Fourth journalist murdered since the start of the year
Reporters Without Borders voiced alarm today at the murder of Philip Agustin, the editor and publisher of the weekly Starline Times Recorder, who was gunned down last night in Dingalan (in Aurora province, northeast of Manila), becoming the second journalist to be murdered in the Philippines in less than a week and the fourth so far this year.
"The Philippine authorities must immediately deploy all the necessary resources to stem the horrible wave of murders that has engulfed the press since the return to democracy in 1986," the press freedom organization said.
"Two journalists have been killed in the space of a week in what is the world's most dangerous country for the press after Iraq - these murders must stop going unpunished so that journalists can finally work in a normal conditions worthy of a democracy," the organization added.

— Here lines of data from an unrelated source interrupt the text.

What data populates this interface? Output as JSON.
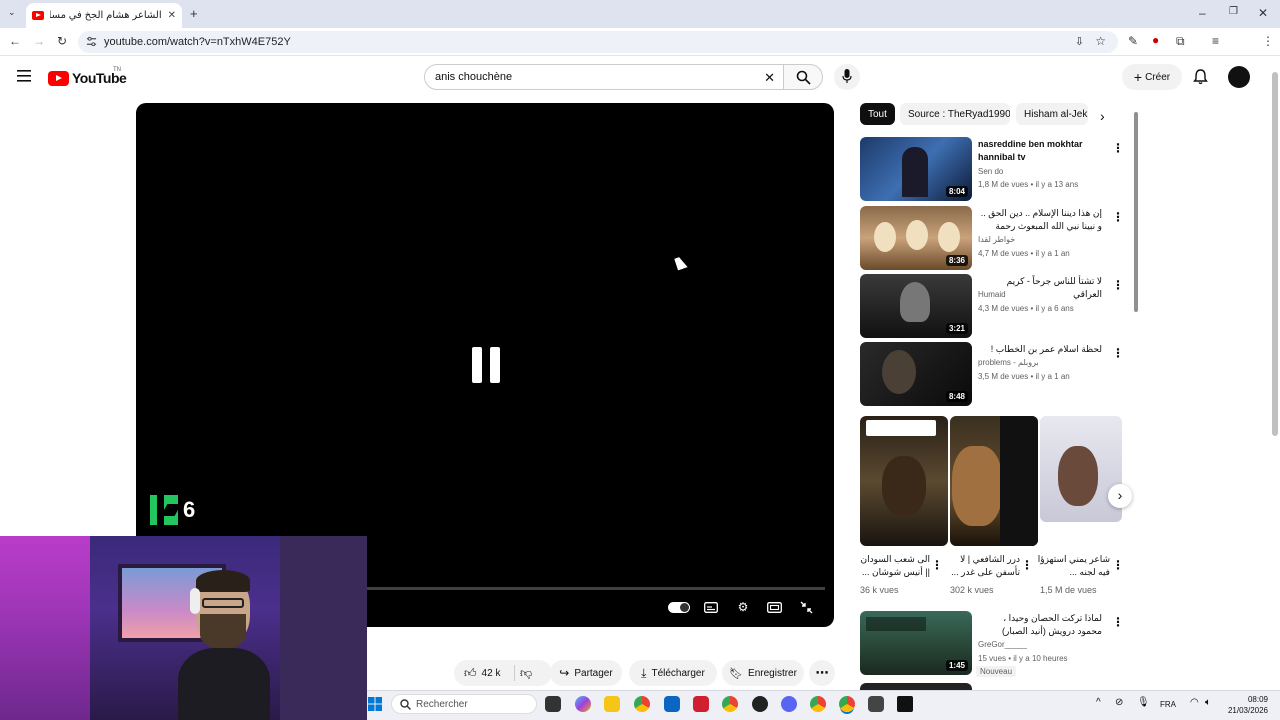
{
  "browser": {
    "tab_title": "الشاعر هشام الجخ في مسابقة أمير الشعراء",
    "new_tab_symbol": "+",
    "url": "youtube.com/watch?v=nTxhW4E752Y"
  },
  "header": {
    "logo_text": "YouTube",
    "logo_country": "TN",
    "search_value": "anis chouchène",
    "create_label": "Créer"
  },
  "player": {
    "overlay_badge_number": "6",
    "progress": 0.0
  },
  "actions": {
    "likes": "42 k",
    "share": "Partager",
    "download": "Télécharger",
    "save": "Enregistrer"
  },
  "sidebar": {
    "chips": [
      "Tout",
      "Source : TheRyad1990",
      "Hisham al-Jekh"
    ],
    "videos": [
      {
        "title": "nasreddine ben mokhtar hannibal tv",
        "channel": "Sen do",
        "meta": "1,8 M de vues • il y a 13 ans",
        "duration": "8:04"
      },
      {
        "title": "إن هذا ديننا الإسلام .. دين الحق .. و نبينا نبي الله المبعوث رحمة للعالمين ..",
        "channel": "خواطر لقدا",
        "meta": "4,7 M de vues • il y a 1 an",
        "duration": "8:36"
      },
      {
        "title": "لا تشتأ للناس جرحاً - كريم العراقي",
        "channel": "Humaid",
        "meta": "4,3 M de vues • il y a 6 ans",
        "duration": "3:21"
      },
      {
        "title": "لحظة اسلام عمر بن الخطاب !",
        "channel": "problems - بروبلم",
        "meta": "3,5 M de vues • il y a 1 an",
        "duration": "8:48"
      }
    ],
    "shorts": [
      {
        "title": "الى شعب السودان || أنيس شوشان ...",
        "views": "36 k vues"
      },
      {
        "title": "درر الشافعي | لا تأسفن على غدر ...",
        "views": "302 k vues"
      },
      {
        "title": "شاعر يمني استهزؤا فيه لجنه ...",
        "views": "1,5 M de vues"
      }
    ],
    "last_video": {
      "title": "لماذا تركت الحصان وحيدا ، محمود درويش (أنيد الصبار)",
      "channel": "GreGor_____",
      "meta": "15 vues • il y a 10 heures",
      "badge": "Nouveau",
      "duration": "1:45"
    }
  },
  "taskbar": {
    "search_placeholder": "Rechercher",
    "language": "FRA",
    "time": "08:09",
    "date": "21/03/2026"
  }
}
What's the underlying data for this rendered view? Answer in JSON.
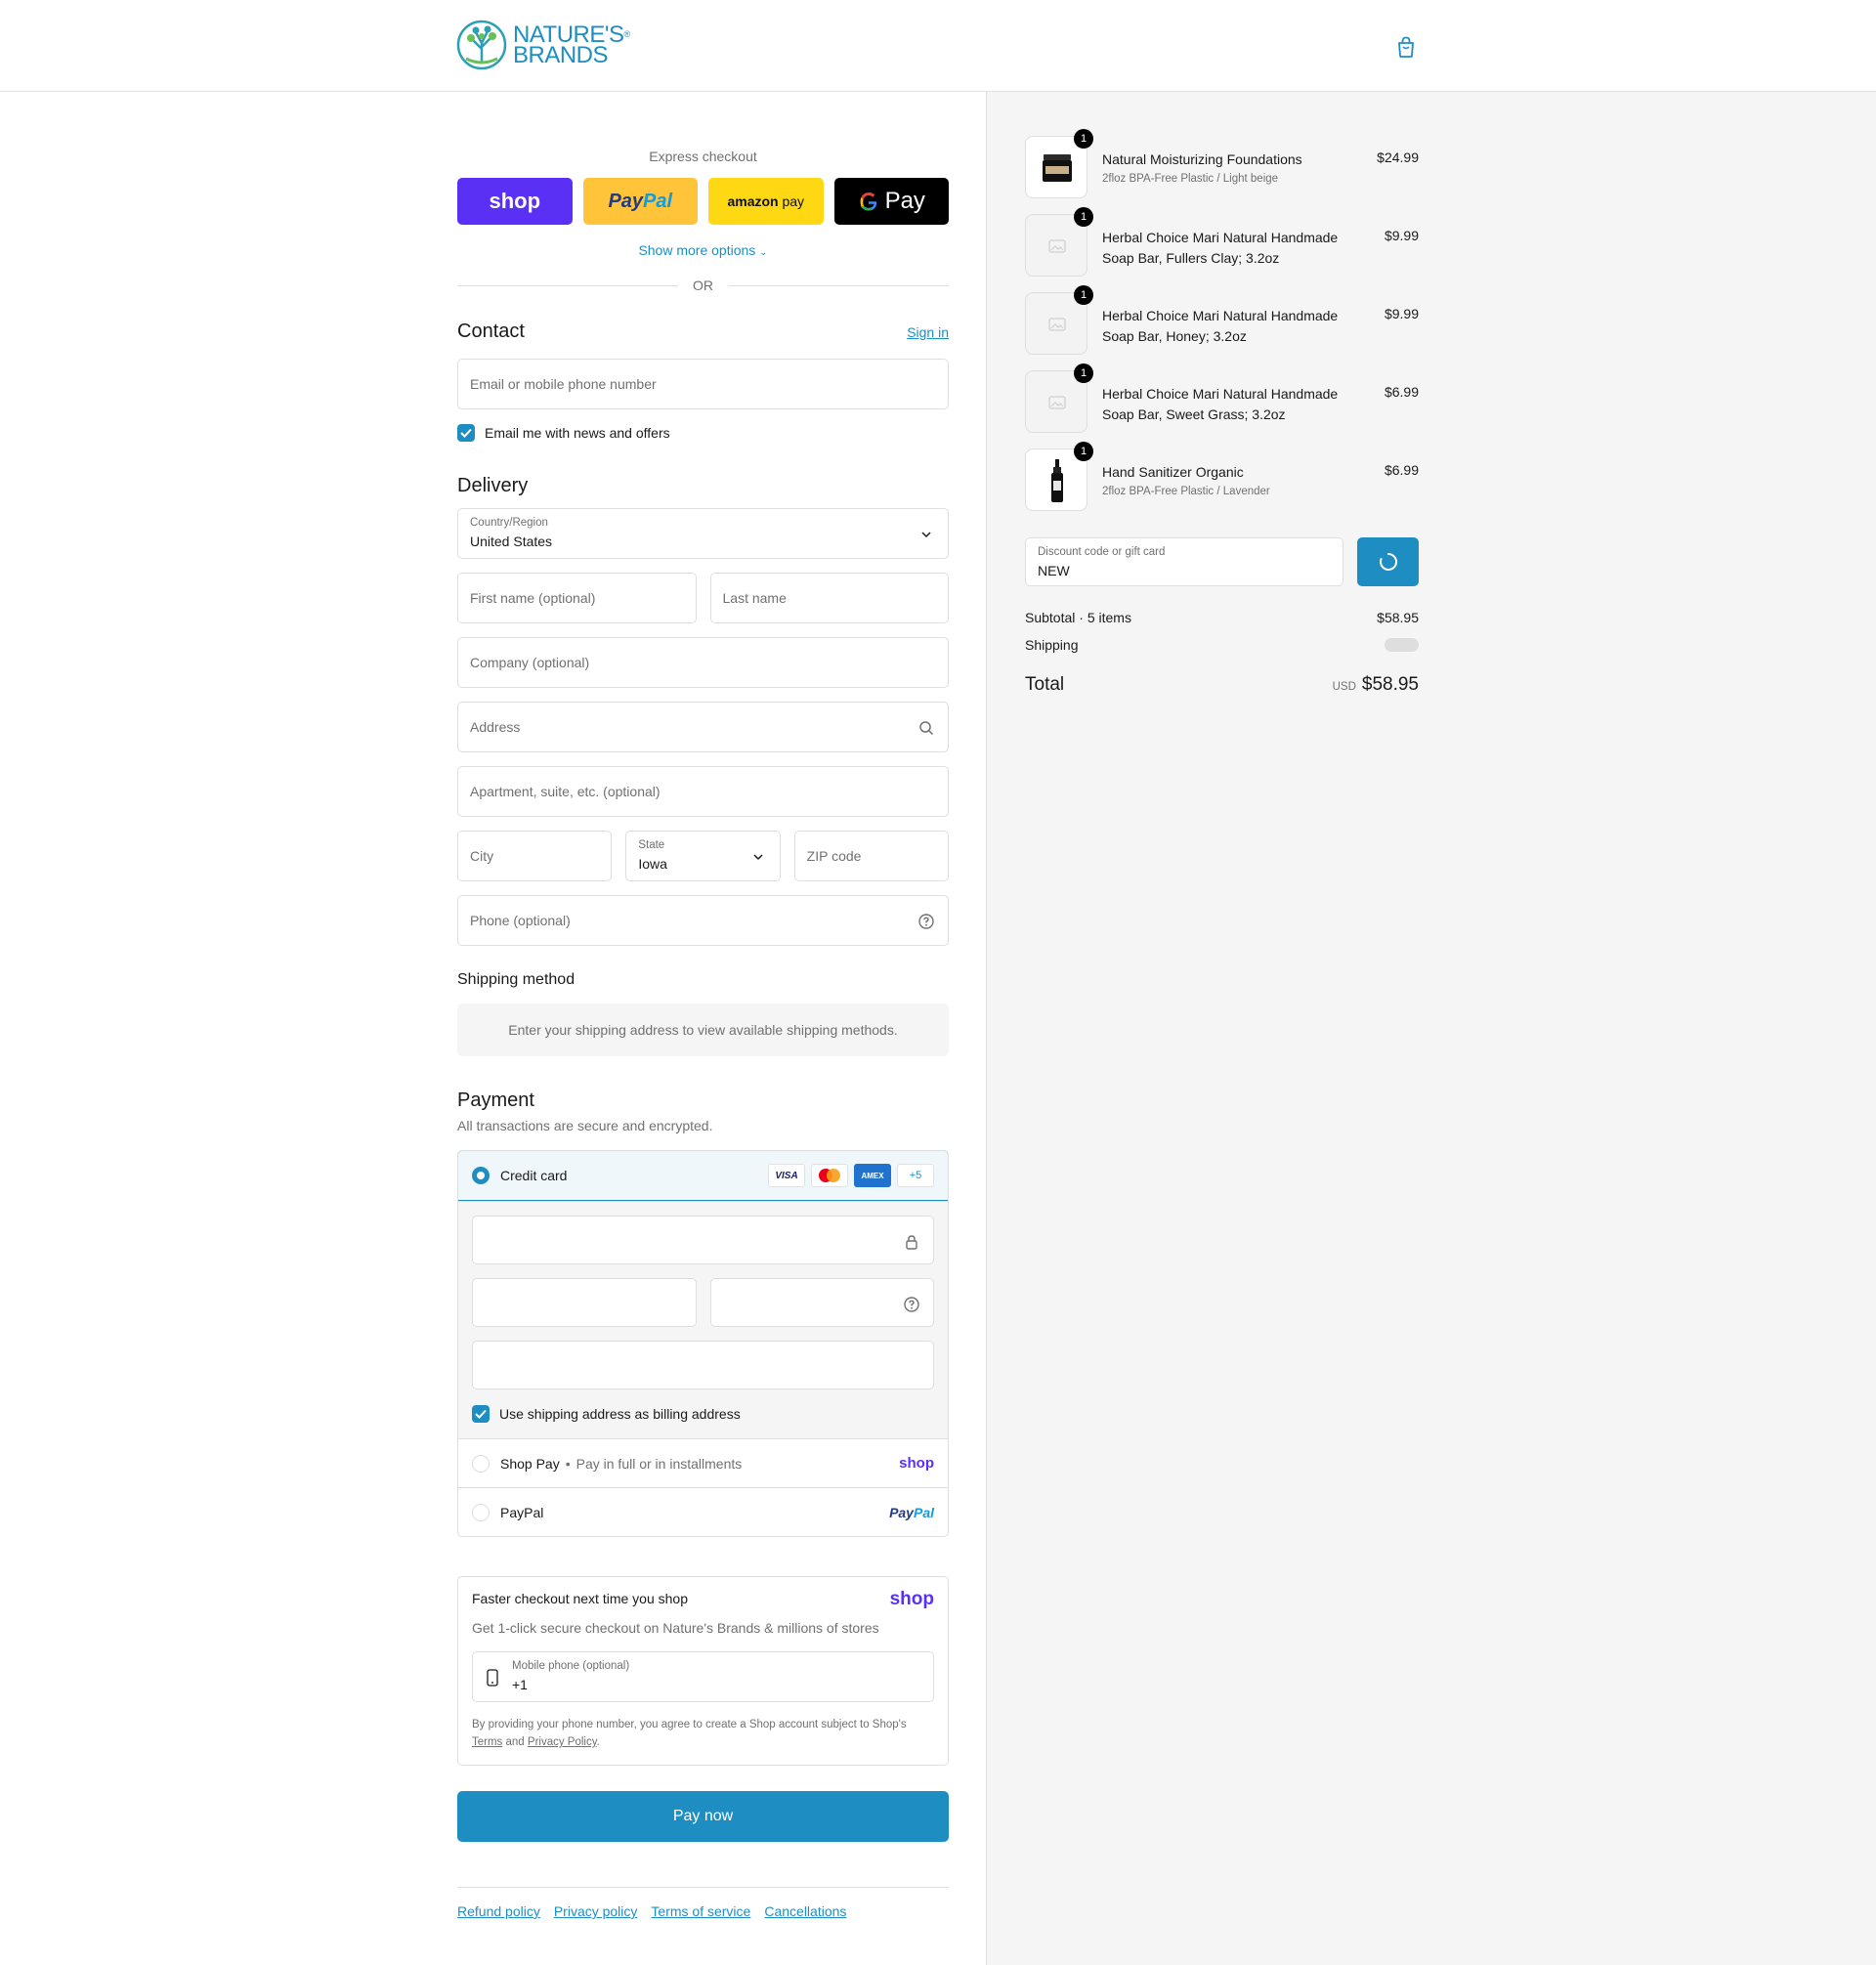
{
  "brand": {
    "line1": "NATURE'S",
    "line2": "BRANDS",
    "reg": "®",
    "color": "#1e8ec2"
  },
  "express": {
    "title": "Express checkout",
    "shop_label": "shop",
    "paypal_part1": "Pay",
    "paypal_part2": "Pal",
    "amazon_part1": "amazon",
    "amazon_part2": "pay",
    "gpay_label": "Pay",
    "more_options": "Show more options",
    "or": "OR"
  },
  "contact": {
    "title": "Contact",
    "sign_in": "Sign in",
    "email_placeholder": "Email or mobile phone number",
    "news_label": "Email me with news and offers"
  },
  "delivery": {
    "title": "Delivery",
    "country_label": "Country/Region",
    "country_value": "United States",
    "first_name": "First name (optional)",
    "last_name": "Last name",
    "company": "Company (optional)",
    "address": "Address",
    "apartment": "Apartment, suite, etc. (optional)",
    "city": "City",
    "state_label": "State",
    "state_value": "Iowa",
    "zip": "ZIP code",
    "phone": "Phone (optional)"
  },
  "shipping_method": {
    "title": "Shipping method",
    "message": "Enter your shipping address to view available shipping methods."
  },
  "payment": {
    "title": "Payment",
    "subtitle": "All transactions are secure and encrypted.",
    "credit_card": "Credit card",
    "card_logos": [
      "VISA",
      "",
      "AMEX",
      "+5"
    ],
    "billing_label": "Use shipping address as billing address",
    "shop_pay": "Shop Pay",
    "shop_pay_sub": "Pay in full or in installments",
    "shop_pay_logo": "shop",
    "paypal": "PayPal",
    "paypal_logo1": "Pay",
    "paypal_logo2": "Pal"
  },
  "faster": {
    "title": "Faster checkout next time you shop",
    "logo": "shop",
    "subtitle": "Get 1-click secure checkout on Nature's Brands & millions of stores",
    "phone_label": "Mobile phone (optional)",
    "phone_value": "+1",
    "legal_prefix": "By providing your phone number, you agree to create a Shop account subject to Shop's",
    "terms": "Terms",
    "and": "and",
    "privacy": "Privacy Policy",
    "period": "."
  },
  "pay_now": "Pay now",
  "footer": [
    "Refund policy",
    "Privacy policy",
    "Terms of service",
    "Cancellations"
  ],
  "cart": {
    "items": [
      {
        "qty": "1",
        "name": "Natural Moisturizing Foundations",
        "variant": "2floz BPA-Free Plastic / Light beige",
        "price": "$24.99"
      },
      {
        "qty": "1",
        "name": "Herbal Choice Mari Natural Handmade Soap Bar, Fullers Clay; 3.2oz",
        "variant": "",
        "price": "$9.99"
      },
      {
        "qty": "1",
        "name": "Herbal Choice Mari Natural Handmade Soap Bar, Honey; 3.2oz",
        "variant": "",
        "price": "$9.99"
      },
      {
        "qty": "1",
        "name": "Herbal Choice Mari Natural Handmade Soap Bar, Sweet Grass; 3.2oz",
        "variant": "",
        "price": "$6.99"
      },
      {
        "qty": "1",
        "name": "Hand Sanitizer Organic",
        "variant": "2floz BPA-Free Plastic / Lavender",
        "price": "$6.99"
      }
    ],
    "discount_label": "Discount code or gift card",
    "discount_value": "NEW",
    "subtotal_label": "Subtotal · 5 items",
    "subtotal_value": "$58.95",
    "shipping_label": "Shipping",
    "total_label": "Total",
    "currency": "USD",
    "total_value": "$58.95"
  }
}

Aged 54, Agustin was inside the home of his daughter, Roseville Cruz, when a gunman fired through a window and then fled on a motorcycle. Agustin was killed by a single shot behind the left ear. His daughter did not get a chance to see the killers.
Agustin had arrived a few hours earlier in Dingalan with 500 copies of the latest issue of his newspaper, in which he often carried articles about corruption. He had recently published articles about Dingalan mayor Jaime Ylarde, a former police officer. Ylarde denied any involvement in Agustin's murder in an interview today for the TV station GMA-7 and promised to step up the investigation.
Reporters Without Borders defends imprisoned journalists and press freedom throughout the world, as well as the right to inform the public and to be informed, in accordance with Article 19 of the Universal Declaration of Human Rights. Reporters Without Borders has nine national sections (in Austria, Belgium, France, Germany, Italy, Spain, Sweden, Switzerland, and the United Kingdom), representatives in Abidjan, Bangkok, Istanbul, Montreal, Moscow, New York, Tokyo and Washington and more than a hundred correspondents worldwide.